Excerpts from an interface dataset
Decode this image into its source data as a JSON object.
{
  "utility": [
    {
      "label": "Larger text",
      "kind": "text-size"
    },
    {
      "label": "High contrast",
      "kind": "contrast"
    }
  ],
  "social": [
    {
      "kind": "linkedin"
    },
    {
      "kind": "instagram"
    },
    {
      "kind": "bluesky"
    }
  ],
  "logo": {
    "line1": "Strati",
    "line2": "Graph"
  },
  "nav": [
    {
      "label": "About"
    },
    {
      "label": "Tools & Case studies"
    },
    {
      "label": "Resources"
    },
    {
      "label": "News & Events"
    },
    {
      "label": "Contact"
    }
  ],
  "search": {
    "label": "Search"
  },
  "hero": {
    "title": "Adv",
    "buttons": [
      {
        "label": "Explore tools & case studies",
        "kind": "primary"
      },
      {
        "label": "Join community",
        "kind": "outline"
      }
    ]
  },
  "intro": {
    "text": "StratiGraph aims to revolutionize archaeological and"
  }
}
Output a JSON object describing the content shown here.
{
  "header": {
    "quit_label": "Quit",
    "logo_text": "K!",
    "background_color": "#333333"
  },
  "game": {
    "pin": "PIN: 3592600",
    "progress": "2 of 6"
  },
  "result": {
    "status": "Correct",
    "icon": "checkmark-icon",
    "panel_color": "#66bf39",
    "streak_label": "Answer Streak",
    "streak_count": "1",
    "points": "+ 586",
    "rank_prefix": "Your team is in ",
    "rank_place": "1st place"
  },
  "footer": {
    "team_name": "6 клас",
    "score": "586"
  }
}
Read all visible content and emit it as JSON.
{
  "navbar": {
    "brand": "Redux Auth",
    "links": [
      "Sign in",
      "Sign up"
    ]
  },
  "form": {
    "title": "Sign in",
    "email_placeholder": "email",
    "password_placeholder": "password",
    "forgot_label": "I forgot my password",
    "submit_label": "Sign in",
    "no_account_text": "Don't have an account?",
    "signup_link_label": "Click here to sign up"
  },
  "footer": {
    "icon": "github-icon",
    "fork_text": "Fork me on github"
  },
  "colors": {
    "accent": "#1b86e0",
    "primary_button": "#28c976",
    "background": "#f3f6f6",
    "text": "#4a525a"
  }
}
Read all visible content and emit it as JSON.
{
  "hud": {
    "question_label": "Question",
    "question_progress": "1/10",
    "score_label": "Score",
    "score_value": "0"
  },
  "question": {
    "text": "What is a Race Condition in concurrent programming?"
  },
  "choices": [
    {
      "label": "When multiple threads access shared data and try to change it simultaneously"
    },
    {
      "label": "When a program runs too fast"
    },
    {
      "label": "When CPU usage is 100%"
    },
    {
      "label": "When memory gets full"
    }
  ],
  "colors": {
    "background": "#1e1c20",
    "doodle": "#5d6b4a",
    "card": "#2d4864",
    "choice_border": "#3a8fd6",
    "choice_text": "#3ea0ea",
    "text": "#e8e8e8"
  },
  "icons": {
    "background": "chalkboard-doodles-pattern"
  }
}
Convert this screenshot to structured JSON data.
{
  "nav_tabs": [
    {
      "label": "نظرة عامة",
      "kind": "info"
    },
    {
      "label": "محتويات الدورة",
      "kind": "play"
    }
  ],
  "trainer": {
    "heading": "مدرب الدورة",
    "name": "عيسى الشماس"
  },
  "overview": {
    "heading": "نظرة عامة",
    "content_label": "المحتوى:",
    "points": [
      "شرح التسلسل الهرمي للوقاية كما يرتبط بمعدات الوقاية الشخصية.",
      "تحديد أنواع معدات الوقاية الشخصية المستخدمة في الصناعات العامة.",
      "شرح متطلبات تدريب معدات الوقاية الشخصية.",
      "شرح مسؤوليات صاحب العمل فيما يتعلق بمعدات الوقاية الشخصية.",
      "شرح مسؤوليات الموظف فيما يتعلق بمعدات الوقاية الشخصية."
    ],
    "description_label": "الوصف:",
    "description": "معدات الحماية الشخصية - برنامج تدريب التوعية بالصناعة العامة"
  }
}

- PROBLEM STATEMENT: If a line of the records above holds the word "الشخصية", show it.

- OUTPUT:
      "شرح التسلسل الهرمي للوقاية كما يرتبط بمعدات الوقاية الشخصية.",
      "تحديد أنواع معدات الوقاية الشخصية المستخدمة في الصناعات العامة.",
      "شرح متطلبات تدريب معدات الوقاية الشخصية.",
      "شرح مسؤوليات صاحب العمل فيما يتعلق بمعدات الوقاية الشخصية.",
      "شرح مسؤوليات الموظف فيما يتعلق بمعدات الوقاية الشخصية."
    "description": "معدات الحماية الشخصية - برنامج تدريب التوعية بالصناعة العامة"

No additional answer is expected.